[Start of Attachment]
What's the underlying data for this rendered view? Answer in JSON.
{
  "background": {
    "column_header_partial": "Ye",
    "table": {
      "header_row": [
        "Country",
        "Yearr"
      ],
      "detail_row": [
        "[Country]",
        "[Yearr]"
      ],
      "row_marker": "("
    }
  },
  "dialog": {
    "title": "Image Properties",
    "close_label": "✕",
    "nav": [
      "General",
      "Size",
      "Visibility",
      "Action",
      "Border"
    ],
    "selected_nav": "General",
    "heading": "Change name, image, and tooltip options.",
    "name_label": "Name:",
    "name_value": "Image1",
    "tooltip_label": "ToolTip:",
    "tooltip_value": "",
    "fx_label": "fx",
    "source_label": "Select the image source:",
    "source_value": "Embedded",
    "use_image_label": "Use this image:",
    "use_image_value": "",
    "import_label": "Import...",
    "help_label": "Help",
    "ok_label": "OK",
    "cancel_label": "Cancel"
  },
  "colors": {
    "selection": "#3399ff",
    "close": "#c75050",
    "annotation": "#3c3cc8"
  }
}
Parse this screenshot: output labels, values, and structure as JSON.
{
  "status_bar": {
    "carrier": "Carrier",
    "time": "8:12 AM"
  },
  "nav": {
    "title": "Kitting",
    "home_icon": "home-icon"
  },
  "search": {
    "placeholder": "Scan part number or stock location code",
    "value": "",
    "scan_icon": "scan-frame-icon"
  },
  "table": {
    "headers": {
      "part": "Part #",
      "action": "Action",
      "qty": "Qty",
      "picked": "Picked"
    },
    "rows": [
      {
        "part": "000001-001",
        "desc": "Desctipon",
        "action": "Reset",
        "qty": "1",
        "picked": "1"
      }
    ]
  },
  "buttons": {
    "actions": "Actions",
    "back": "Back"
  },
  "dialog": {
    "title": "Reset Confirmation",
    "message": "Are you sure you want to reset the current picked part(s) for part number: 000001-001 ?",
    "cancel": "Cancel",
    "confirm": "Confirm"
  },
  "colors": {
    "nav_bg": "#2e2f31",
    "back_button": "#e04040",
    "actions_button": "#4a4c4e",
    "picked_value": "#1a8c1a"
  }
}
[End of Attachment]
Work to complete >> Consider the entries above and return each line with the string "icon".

Exercise solution >>
    "home_icon": "home-icon"
    "scan_icon": "scan-frame-icon"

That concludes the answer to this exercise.